European aerospace company EADS on Tuesday posted a net profit of 208 million euros for the second quarter, a jump of 76 percent, despite costs linked to delays of its A400M plane.
AFP - European aerospace giant EADS on Tuesday reported a 76 percent jump in net profit for the second quarter to 208 million euros (297 million dollars) despite costs linked to delays of its A400M military transporter.
EADS, the parent company of Airbus, said its second quarter operating profit was up 69 percent to 656 million euros but for the six months to June period was down 23 percent at 888 million euros.

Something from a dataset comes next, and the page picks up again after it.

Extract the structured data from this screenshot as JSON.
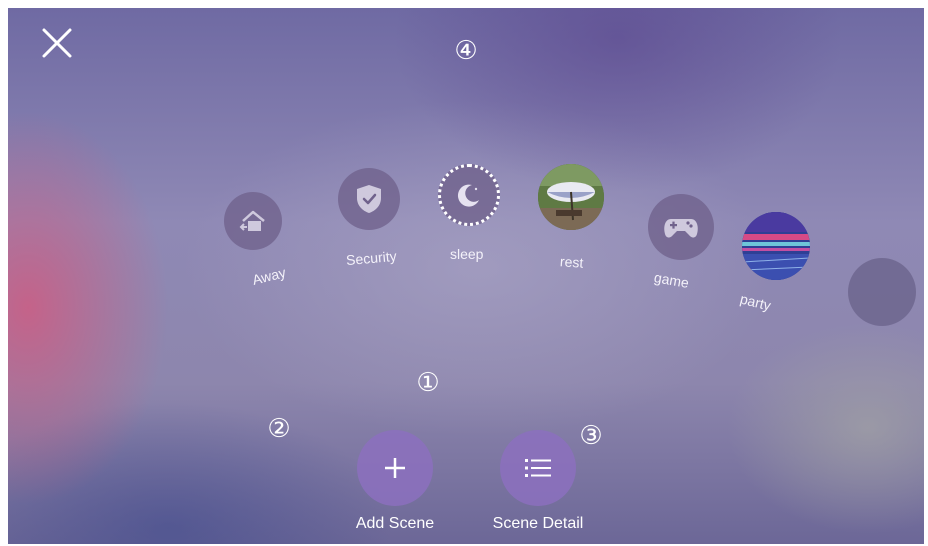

It said the six months result reflected a charge of 191 million euros taken to cover delays on the A400M project. Total provisions for the aircraft add up to 2.3 billion euros.
"Substantial (further) charges could be taken against results in coming (quarters) depending on how the (A400M) programme advances and the outcome of negotiations" on its future with the project partners, EADS said in a statement.

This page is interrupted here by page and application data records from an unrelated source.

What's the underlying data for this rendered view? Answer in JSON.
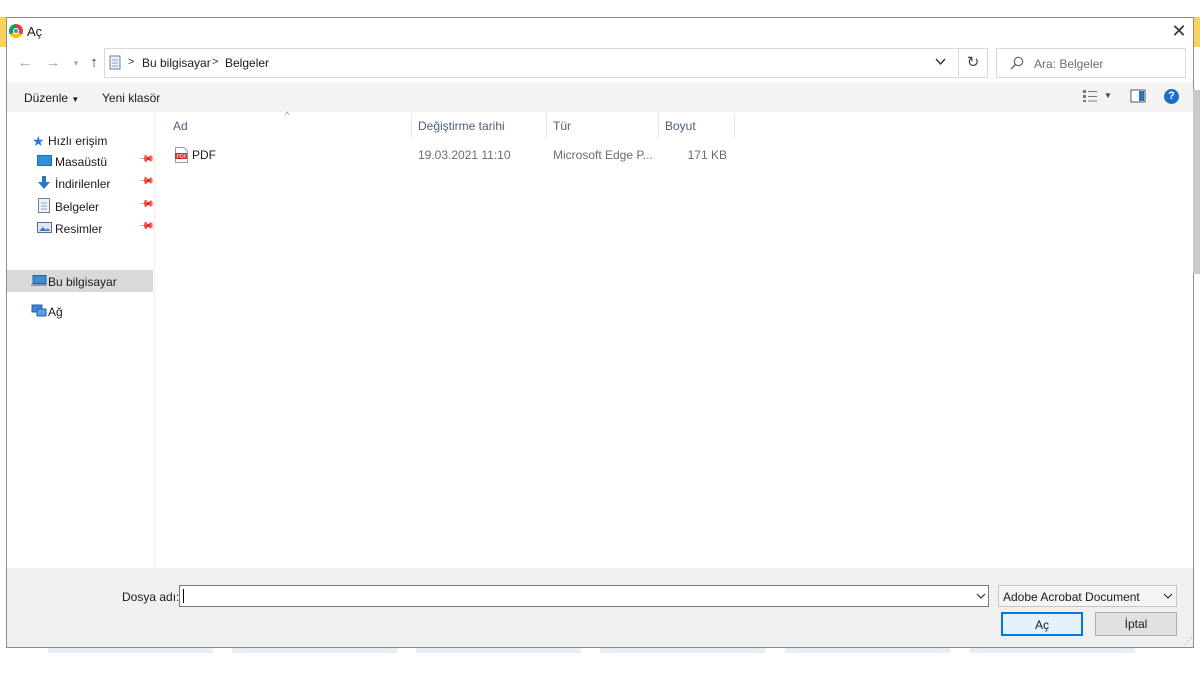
{
  "window": {
    "title": "Aç"
  },
  "address": {
    "crumbs": [
      "Bu bilgisayar",
      "Belgeler"
    ]
  },
  "search": {
    "placeholder": "Ara: Belgeler"
  },
  "toolbar": {
    "organize": "Düzenle",
    "new_folder": "Yeni klasör"
  },
  "sidebar": {
    "quick_access": "Hızlı erişim",
    "items": [
      {
        "label": "Masaüstü",
        "icon": "desktop-icon"
      },
      {
        "label": "İndirilenler",
        "icon": "downloads-icon"
      },
      {
        "label": "Belgeler",
        "icon": "documents-icon"
      },
      {
        "label": "Resimler",
        "icon": "pictures-icon"
      }
    ],
    "this_pc": "Bu bilgisayar",
    "network": "Ağ"
  },
  "columns": {
    "name": "Ad",
    "date": "Değiştirme tarihi",
    "type": "Tür",
    "size": "Boyut"
  },
  "files": [
    {
      "name": "PDF",
      "date": "19.03.2021 11:10",
      "type": "Microsoft Edge P...",
      "size": "171 KB",
      "icon": "pdf-file-icon"
    }
  ],
  "bottom": {
    "filename_label": "Dosya adı:",
    "filename_value": "",
    "filetype_selected": "Adobe Acrobat Document",
    "open": "Aç",
    "cancel": "İptal"
  },
  "colors": {
    "accent": "#0078d7",
    "selection": "#d9d9d9",
    "button_border": "#0078d7",
    "help": "#1a6fc9"
  }
}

Last week, the seven project partners -- Britain, France, Germany, Spain, Turkey, Belgium and Luxembourg -- agreed to renegotiate their contracts to buy the aircraft by year-end.

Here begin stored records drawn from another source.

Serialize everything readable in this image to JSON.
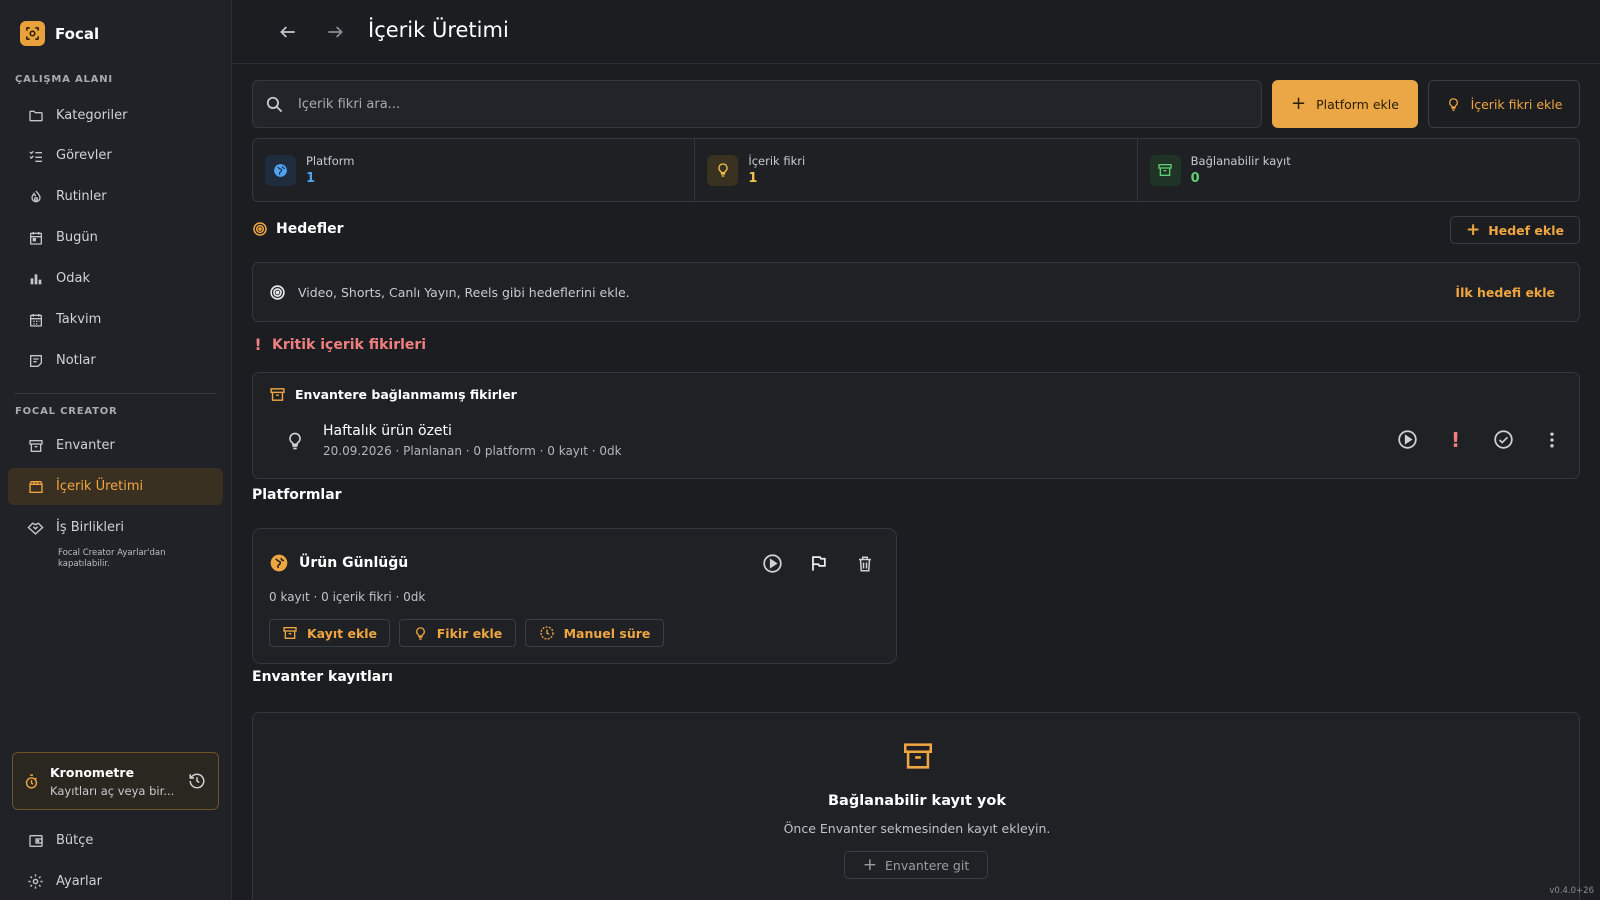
{
  "app": {
    "name": "Focal"
  },
  "sidebar": {
    "section1": "ÇALIŞMA ALANI",
    "items1": [
      {
        "label": "Kategoriler",
        "icon": "folder-icon"
      },
      {
        "label": "Görevler",
        "icon": "checklist-icon"
      },
      {
        "label": "Rutinler",
        "icon": "routine-icon"
      },
      {
        "label": "Bugün",
        "icon": "calendar-day-icon"
      },
      {
        "label": "Odak",
        "icon": "bar-chart-icon"
      },
      {
        "label": "Takvim",
        "icon": "calendar-icon"
      },
      {
        "label": "Notlar",
        "icon": "notes-icon"
      }
    ],
    "section2": "FOCAL CREATOR",
    "items2": [
      {
        "label": "Envanter",
        "icon": "archive-icon"
      },
      {
        "label": "İçerik Üretimi",
        "icon": "clapperboard-icon",
        "active": true
      },
      {
        "label": "İş Birlikleri",
        "icon": "handshake-icon"
      }
    ],
    "note": "Focal Creator Ayarlar'dan kapatılabilir.",
    "stopwatch": {
      "title": "Kronometre",
      "subtitle": "Kayıtları aç veya bir..."
    },
    "bottom": [
      {
        "label": "Bütçe",
        "icon": "wallet-icon"
      },
      {
        "label": "Ayarlar",
        "icon": "gear-icon"
      }
    ]
  },
  "header": {
    "title": "İçerik Üretimi"
  },
  "toolbar": {
    "search_placeholder": "İçerik fikri ara...",
    "add_platform": "Platform ekle",
    "add_idea": "İçerik fikri ekle"
  },
  "stats": [
    {
      "label": "Platform",
      "value": "1",
      "color": "#4ea3f5"
    },
    {
      "label": "İçerik fikri",
      "value": "1",
      "color": "#f2c14e"
    },
    {
      "label": "Bağlanabilir kayıt",
      "value": "0",
      "color": "#5fcf75"
    }
  ],
  "goals": {
    "title": "Hedefler",
    "add_button": "Hedef ekle",
    "hint": "Video, Shorts, Canlı Yayın, Reels gibi hedeflerini ekle.",
    "first_link": "İlk hedefi ekle"
  },
  "critical": {
    "title": "Kritik içerik fikirleri",
    "subtitle": "Envantere bağlanmamış fikirler",
    "idea": {
      "title": "Haftalık ürün özeti",
      "meta": "20.09.2026 · Planlanan · 0 platform · 0 kayıt · 0dk"
    }
  },
  "platforms": {
    "title": "Platformlar",
    "card": {
      "name": "Ürün Günlüğü",
      "meta": "0 kayıt · 0 içerik fikri · 0dk",
      "add_record": "Kayıt ekle",
      "add_idea": "Fikir ekle",
      "manual_time": "Manuel süre"
    }
  },
  "inventory": {
    "title": "Envanter kayıtları",
    "empty_title": "Bağlanabilir kayıt yok",
    "empty_sub": "Önce Envanter sekmesinden kayıt ekleyin.",
    "go_button": "Envantere git"
  },
  "version": "v0.4.0+26",
  "colors": {
    "accent": "#f0a640",
    "danger": "#f07f7f",
    "background": "#1b1d21"
  }
}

The future of the plane, which was to replace aging military transports in several European air forces, has been in doubt after its service date was pushed back from 2009 to 2013 amid technical problems.
French and German officials said on Friday they would extend a deadline for agreeing a new contract for the 20-billion-euro (28-billion-dollar) project until the end of the year.
EADS said its second half operating profit before exceptional items should be positive, if lower than in the first six months of the year, reflecting higher research and development costs plus unfavourable exchange rates.
Costs on the Airbus A380 superjumbo, with 14 deliveries expected this year, "are still higher than expected," EADS said.
Revenue for the six months to June inched up two percent to 20.1 billion euros, with 254 aircraft delivered, it added.
Orders were down sharply, falling 66 percent to 17.1 billion euros.
EADS said its order book had been hurt by the global financial crisis and slump but noted a recent slight improvement in trends, reiterating its "challenging" forecast for 300 aircraft orders this year.
Date created : 2009-07-28